Nairobi’s First Stripper

About the year 1948, Nairobi had one very popular nightclub called the 400 Club that, with new management, changed its name to The Travellers Club. The new manager sought the permission of the Michael O’Rourke, the then Commissioner of Police, to employ a professional strip-tease dancer on a short assignment. Michael had a preview of the act and gave his permission on condition that the Club staff should be excluded from the performance. (That was the way things were in those far-off days).

The show was a great success with full houses almost every night. Eventually, for the final performance by this somewhat overweight lady who was certainly past her prime, she promised to put on a fan dance. There was standing room only for the customers.
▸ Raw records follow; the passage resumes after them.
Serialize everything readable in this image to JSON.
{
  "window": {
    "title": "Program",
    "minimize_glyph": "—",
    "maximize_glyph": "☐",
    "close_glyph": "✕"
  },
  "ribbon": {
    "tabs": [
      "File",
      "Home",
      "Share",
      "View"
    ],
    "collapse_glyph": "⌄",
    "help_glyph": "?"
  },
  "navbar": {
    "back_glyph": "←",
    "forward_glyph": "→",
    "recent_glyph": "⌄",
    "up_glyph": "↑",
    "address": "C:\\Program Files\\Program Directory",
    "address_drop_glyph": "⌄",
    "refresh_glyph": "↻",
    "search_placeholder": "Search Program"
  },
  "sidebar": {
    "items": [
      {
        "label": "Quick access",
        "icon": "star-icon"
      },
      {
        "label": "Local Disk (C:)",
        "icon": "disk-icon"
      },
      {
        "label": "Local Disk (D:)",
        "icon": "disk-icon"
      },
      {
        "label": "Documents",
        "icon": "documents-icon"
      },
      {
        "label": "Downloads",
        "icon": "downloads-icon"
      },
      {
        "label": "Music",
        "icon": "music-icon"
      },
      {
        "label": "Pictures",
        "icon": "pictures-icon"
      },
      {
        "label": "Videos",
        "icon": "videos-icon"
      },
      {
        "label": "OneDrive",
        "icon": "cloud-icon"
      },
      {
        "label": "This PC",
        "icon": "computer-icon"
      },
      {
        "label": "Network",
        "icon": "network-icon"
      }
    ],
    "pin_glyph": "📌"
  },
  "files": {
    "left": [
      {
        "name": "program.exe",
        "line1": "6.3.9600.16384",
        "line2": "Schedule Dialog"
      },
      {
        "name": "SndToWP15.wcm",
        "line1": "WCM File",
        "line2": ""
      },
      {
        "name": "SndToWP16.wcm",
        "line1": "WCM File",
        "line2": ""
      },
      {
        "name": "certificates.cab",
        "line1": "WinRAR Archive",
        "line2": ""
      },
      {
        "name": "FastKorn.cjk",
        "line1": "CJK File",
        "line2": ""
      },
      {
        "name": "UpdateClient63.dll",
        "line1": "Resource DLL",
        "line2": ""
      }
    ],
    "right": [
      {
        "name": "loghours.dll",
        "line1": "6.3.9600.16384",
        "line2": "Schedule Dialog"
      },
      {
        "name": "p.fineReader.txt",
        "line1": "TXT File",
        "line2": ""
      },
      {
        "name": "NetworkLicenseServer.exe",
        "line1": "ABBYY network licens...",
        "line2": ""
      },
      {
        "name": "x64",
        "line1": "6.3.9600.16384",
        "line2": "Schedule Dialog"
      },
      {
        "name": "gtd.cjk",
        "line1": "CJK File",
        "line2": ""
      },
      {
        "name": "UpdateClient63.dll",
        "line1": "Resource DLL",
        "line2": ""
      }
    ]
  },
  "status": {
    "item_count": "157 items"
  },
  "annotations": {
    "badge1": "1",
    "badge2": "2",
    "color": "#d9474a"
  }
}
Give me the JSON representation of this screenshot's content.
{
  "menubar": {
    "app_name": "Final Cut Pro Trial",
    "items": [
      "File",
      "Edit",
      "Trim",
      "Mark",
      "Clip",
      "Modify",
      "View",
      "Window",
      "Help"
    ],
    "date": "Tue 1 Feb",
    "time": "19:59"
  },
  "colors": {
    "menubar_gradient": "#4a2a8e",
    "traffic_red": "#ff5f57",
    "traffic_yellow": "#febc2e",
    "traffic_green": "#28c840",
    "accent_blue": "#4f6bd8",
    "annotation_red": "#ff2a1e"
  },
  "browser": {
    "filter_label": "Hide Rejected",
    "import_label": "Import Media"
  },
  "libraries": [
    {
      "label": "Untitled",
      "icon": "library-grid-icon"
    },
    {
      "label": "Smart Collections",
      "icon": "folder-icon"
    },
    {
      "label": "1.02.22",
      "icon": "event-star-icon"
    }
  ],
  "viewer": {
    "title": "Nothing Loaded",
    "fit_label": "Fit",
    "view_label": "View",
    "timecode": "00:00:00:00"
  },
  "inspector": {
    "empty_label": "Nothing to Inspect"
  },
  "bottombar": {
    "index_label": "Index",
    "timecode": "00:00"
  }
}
Sure enough, about midnight, all the staff were sent home and a small low platform about the size of a coffee table was brought onto the stage with a curtain all around it.

The lights dimmed, seductive music was played, the curtains opened and the lady proceeded to dance with a pair of huge ostrich feather fans that hid her attractions from view. At the end of the dance, the lady was back on the platform and then simultaneously she threw the fans apart, the lights went out and the curtains closed. There was tremendous applause and yells of, “Encore, encore!”

Then after a few minutes the lights dimmed again, the seductive music started and the curtains opened. However, instead of the stripper, who should appear with the fans and dressed only in his jockey underpants was none other than the manager of the then National Bank of India (these days called the Kenya Commercial Bank) by name Ollie Mitchell. He too was overweight – in fact very large. But by general consent he was a better dancer than the lady and received even greater applause.

Nevertheless, his directors were not amused and the following day Ollie was transferred to manage the new branch of the bank in Bukoba, Tanganyika.

Michael Aronson, Nairobi